The application and infrastructure that played a key role in the fight against the West African Ebola epidemic
The World Health Organisation described the Ebola outbreak that began in December 2013 in Guinea and subsequently spread to Sierra Leone and Liberia as “the most severe acute public health emergency seen in modern times”.
Of these three countries, Sierra Leone was the one with the highest number of reported cases. When the outbreak began, eHA partnered with the Ministries of Health (MOH) in all three countries to help them rapidly scale up the existing universal, toll-free numbers as Ebola-focused call centers. Callers could report sick patients, possible Ebola cases, and deaths; they could also get access to health information. But technically, the hotline was severely limited: it consisted of one phone per mobile provider, which meant that the number would be engaged if you tried to call while someone else on your provider was already connected. In addition, all the data collection was paper-based.
In September 2014, eHealth Africa teamed up with Sierra Leone telcom Afcom to improve the hotline, and one month later a full, software-based call center went live with 52 operators, using the first iteration of our call center application.
The primary method of Ebola outbreak control is to locate and isolate any infected individuals, then track down everyone who has come into contact with them, and keep them under observation for 21 days. A system that allows the timely and accurate reporting of possible cases is therefore vital.
In the three countries where it has been deployed (Sierra Leone and then later Guinea and Liberia), our call center application and the infrastructure around it played a crucial part in this process.
Infrastructure and application
Our team in Berlin developed the desktop web application (see below for technical details), while eHA worked onsite with local telcos and HR companies to put together the physical centers and staff. Installing servers and getting the required network connectivity was no small feat in itself (although the latter proved easier in Guinea, where the center happened to be across the street from a bank, and could piggy-back its fibre connection).
The call centers were set up to respond to four types of call:
- relatives (or the patient themselves) reporting possible infection
- relatives reporting a death
- ambulances needing information about an infection or death
- callers asking for health advice
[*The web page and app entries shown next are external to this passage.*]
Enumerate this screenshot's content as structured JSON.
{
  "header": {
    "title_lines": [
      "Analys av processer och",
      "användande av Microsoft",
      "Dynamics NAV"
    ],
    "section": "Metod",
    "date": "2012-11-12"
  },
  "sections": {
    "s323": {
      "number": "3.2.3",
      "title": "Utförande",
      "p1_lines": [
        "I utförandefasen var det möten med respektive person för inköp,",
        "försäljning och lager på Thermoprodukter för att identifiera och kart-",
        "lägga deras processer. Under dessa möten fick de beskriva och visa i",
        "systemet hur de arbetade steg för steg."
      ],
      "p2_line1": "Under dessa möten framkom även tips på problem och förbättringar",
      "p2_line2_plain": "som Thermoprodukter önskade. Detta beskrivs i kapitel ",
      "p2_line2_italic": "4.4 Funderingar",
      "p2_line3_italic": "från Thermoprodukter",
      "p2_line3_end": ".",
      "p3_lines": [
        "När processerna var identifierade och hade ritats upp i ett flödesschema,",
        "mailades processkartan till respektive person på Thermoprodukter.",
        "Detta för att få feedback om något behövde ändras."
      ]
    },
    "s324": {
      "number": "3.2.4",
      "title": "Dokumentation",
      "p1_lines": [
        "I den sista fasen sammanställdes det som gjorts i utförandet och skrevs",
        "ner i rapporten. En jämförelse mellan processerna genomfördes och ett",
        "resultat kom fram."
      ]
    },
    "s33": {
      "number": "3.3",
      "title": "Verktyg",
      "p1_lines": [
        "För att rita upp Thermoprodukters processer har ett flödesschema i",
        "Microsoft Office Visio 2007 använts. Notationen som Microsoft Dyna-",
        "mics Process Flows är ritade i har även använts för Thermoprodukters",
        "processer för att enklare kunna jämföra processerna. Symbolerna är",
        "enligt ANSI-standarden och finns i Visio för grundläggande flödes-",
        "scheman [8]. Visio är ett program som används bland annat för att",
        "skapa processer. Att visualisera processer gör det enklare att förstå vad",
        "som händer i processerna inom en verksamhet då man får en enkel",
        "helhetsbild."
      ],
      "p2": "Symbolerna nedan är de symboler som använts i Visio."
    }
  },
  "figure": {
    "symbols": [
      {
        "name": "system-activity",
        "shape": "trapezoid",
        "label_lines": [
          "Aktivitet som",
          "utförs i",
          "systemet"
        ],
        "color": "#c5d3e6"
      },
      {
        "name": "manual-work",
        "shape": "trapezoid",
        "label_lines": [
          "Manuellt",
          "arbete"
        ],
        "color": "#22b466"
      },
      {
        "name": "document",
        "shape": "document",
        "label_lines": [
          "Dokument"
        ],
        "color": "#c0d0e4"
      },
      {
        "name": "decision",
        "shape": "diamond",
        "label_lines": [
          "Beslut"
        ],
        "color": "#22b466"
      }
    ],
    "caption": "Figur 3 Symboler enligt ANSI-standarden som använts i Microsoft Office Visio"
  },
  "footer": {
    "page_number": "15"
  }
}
On receiving a call from a relative or patient, the operators used our application to quickly and efficiently record all the requisite information, such as symptoms, contact details, etc. A major step up for the Ebola response was that the Surveillance and Burial sections of the regional District Ebola Response Centers automatically received a filtered stream of alerts, and could use the app to send information to local teams via SMS.
The app also assisted the operators as they provided health information, or as they guided ambulances that were trying to locate victims.
Supervisors used the app to generate reports, implement control mechanisms for quality assessments, and improve their staff planning; data analysts gathered information about areas most affected by disease outbreaks so that they could coordinate with government officials and take appropriate action.
At the height of the outbreak, the three call centers were handling a combined total of around 15,000 calls per day. Since then, this number has decreased considerably, but the centers are still operational, and have evolved into more general helplines for people people reporting illness and death, or seeking health advice.
Building 117 from a bunch of kids with mobiles to a room with so many staff in a country that never had that before is a phenomenal feat. It is extremely useful - we use 117 to engage with the response, watch where the alerts are, and analyze it to know how to strategize on the response. I couldn’t overstate the importance of eHA in 117 and the response. Ob Sisay, Director of the situational room, Sierra Leone EOC
The call center application runs on AngularJS, backed by CouchDB. Initially we were using PouchDB so that each operator’s computer could keep a local store of calls received, but after running into situations where synchronisation between the PouchDB instances and the central CouchDB database proved unreliable, we switched the architecture: the application now connects directly to the main CouchDB instance, which runs on a server in each center. These instances all replicate to AWS for back-up purposes. (It should be pointed out that PouchDB has proved extremely reliable in other contexts, and we make extensive use of it in our mobile apps)
To enable fulltext searches on the call records, and to allow for sorting of records via multiple criteria, we use Elasticsearch. It connects to CouchDB via a “river”, and copies across all the data. This also allows us to make use of Kibana, an open source data visualisation plugin for Elasticsearch that provides advanced data analysis.
At the height of the outbreak, requirements were changing almost daily as various outbreak control strategies were tried out. To enable the rapid deployment of updates to each call center, we set up an automated system using Travis. When changes are committed to the main branch of the relevant GitHub repository, Travis runs all associated tests, and upon their successful completion triggers the creation of a new Docker image. These images are sent to our Docker repository, which then automatically logs in to each call center server, pulls the new image, boots it, and finally shuts down the previous image.
On November 11th 2015, the World Health Organisation declared Sierra Leone Ebola-free. The hotline, call centers and infrastructure are still in use, and are being repurposed as a more generalised health service. We continue to iterate on the application; for example the latest feature allows operators to schedule and then be reminded of an appointment to call someone back at a later date.